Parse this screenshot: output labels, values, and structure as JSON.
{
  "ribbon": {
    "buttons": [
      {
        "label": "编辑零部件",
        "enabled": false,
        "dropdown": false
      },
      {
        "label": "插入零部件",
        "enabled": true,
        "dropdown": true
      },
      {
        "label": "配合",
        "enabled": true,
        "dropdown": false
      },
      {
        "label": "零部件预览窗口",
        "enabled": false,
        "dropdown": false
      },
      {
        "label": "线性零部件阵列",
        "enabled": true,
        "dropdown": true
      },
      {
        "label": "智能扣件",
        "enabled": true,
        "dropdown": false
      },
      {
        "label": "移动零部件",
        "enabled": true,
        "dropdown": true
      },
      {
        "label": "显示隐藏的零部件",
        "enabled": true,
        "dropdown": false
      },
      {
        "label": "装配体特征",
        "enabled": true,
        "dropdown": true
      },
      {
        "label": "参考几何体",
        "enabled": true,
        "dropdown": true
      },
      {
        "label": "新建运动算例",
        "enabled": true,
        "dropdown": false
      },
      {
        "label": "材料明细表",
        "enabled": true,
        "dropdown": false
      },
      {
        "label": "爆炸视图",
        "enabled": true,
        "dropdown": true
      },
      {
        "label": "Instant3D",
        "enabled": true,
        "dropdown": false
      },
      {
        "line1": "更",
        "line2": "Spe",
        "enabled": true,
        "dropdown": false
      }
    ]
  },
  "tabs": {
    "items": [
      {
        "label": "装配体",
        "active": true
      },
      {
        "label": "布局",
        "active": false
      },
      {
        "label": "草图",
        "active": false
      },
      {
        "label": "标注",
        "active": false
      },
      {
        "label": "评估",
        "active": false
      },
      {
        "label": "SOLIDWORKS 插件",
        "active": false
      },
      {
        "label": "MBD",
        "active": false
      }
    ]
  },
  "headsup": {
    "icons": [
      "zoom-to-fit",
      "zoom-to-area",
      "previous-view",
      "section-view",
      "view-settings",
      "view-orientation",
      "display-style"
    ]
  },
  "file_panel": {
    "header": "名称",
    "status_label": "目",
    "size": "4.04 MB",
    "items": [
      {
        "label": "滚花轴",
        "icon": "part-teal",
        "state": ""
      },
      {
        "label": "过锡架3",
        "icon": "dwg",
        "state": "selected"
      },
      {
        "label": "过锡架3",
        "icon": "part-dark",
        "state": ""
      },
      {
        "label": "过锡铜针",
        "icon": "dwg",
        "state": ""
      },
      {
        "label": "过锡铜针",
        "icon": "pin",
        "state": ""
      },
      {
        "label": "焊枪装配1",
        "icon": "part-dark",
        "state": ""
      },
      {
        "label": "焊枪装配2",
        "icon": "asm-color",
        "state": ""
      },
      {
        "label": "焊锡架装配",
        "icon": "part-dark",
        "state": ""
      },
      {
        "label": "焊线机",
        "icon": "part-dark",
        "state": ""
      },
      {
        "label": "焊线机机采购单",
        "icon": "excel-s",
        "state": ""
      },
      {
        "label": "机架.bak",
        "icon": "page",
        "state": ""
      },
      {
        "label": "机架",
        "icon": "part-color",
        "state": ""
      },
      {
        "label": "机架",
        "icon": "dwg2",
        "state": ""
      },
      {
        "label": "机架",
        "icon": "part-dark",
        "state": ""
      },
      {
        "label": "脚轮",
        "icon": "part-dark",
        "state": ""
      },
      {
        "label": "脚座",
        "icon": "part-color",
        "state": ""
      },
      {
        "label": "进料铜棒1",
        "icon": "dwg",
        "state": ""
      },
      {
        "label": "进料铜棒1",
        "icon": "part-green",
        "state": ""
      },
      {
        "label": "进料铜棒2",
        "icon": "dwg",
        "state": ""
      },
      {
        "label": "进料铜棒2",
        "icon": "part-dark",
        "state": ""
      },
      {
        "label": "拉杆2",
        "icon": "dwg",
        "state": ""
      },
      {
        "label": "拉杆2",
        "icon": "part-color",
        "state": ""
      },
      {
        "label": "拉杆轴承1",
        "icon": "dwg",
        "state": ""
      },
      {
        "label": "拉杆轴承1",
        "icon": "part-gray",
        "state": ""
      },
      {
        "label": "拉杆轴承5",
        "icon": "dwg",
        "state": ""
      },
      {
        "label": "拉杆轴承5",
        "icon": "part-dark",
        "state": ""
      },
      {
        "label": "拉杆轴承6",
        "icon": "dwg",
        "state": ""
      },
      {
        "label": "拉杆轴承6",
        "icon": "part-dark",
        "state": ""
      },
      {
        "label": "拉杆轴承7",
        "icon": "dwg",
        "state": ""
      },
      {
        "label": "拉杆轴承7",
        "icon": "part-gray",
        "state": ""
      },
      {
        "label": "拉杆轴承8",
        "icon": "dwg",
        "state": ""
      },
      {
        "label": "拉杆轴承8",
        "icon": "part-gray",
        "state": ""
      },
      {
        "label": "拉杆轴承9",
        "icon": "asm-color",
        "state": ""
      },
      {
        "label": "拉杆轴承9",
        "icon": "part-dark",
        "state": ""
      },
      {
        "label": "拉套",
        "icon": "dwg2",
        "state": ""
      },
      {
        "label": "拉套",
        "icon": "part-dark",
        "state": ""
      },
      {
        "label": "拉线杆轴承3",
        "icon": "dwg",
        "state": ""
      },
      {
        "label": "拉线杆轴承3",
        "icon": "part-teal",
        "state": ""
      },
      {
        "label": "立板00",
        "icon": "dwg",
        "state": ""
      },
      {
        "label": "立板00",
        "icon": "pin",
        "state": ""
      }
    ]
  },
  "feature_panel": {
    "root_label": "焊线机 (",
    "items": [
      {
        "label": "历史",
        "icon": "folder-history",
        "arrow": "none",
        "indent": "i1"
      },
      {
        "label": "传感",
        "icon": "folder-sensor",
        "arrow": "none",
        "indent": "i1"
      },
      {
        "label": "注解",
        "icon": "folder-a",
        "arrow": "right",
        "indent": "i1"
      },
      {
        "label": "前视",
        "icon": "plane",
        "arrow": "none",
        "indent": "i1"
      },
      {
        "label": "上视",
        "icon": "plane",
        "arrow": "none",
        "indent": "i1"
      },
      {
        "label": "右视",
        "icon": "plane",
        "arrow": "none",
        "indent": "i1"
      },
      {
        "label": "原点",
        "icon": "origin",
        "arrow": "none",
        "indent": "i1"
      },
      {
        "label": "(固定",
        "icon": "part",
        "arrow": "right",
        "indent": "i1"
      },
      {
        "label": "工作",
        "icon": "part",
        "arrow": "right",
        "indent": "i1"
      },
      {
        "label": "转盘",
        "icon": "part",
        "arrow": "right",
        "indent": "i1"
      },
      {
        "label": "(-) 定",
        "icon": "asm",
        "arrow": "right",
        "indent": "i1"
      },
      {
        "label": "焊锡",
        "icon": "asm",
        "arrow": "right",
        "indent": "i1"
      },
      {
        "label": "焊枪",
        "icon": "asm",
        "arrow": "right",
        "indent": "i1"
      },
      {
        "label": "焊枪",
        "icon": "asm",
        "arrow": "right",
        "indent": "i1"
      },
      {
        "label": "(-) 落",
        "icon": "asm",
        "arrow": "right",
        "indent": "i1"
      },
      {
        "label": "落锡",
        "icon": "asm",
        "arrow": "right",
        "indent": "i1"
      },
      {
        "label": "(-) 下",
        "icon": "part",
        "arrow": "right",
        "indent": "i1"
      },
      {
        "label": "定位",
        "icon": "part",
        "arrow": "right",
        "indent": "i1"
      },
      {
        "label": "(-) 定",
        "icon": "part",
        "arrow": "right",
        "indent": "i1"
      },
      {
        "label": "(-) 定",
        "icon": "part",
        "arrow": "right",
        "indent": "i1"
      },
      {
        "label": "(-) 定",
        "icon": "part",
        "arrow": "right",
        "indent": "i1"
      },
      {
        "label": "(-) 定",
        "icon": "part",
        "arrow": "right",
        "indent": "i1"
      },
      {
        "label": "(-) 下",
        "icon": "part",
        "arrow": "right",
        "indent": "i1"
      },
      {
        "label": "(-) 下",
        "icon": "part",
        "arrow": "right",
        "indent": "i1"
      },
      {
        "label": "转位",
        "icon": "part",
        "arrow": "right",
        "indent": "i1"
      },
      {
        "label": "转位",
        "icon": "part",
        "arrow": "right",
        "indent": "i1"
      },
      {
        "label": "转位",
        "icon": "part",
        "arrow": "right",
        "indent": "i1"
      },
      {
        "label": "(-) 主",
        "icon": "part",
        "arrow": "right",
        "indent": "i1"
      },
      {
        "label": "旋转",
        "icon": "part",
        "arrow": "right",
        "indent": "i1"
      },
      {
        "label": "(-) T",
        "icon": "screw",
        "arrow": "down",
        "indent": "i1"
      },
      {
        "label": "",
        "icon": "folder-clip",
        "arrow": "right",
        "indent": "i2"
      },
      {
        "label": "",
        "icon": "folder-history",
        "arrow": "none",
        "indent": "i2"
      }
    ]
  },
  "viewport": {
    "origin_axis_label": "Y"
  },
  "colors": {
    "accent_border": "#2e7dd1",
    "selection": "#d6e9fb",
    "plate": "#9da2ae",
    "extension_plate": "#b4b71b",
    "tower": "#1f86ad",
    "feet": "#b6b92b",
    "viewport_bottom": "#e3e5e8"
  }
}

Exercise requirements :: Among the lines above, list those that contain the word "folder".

Output of the exercise ::
        "icon": "folder-history",
        "icon": "folder-sensor",
        "icon": "folder-a",
        "icon": "folder-clip",
        "icon": "folder-history",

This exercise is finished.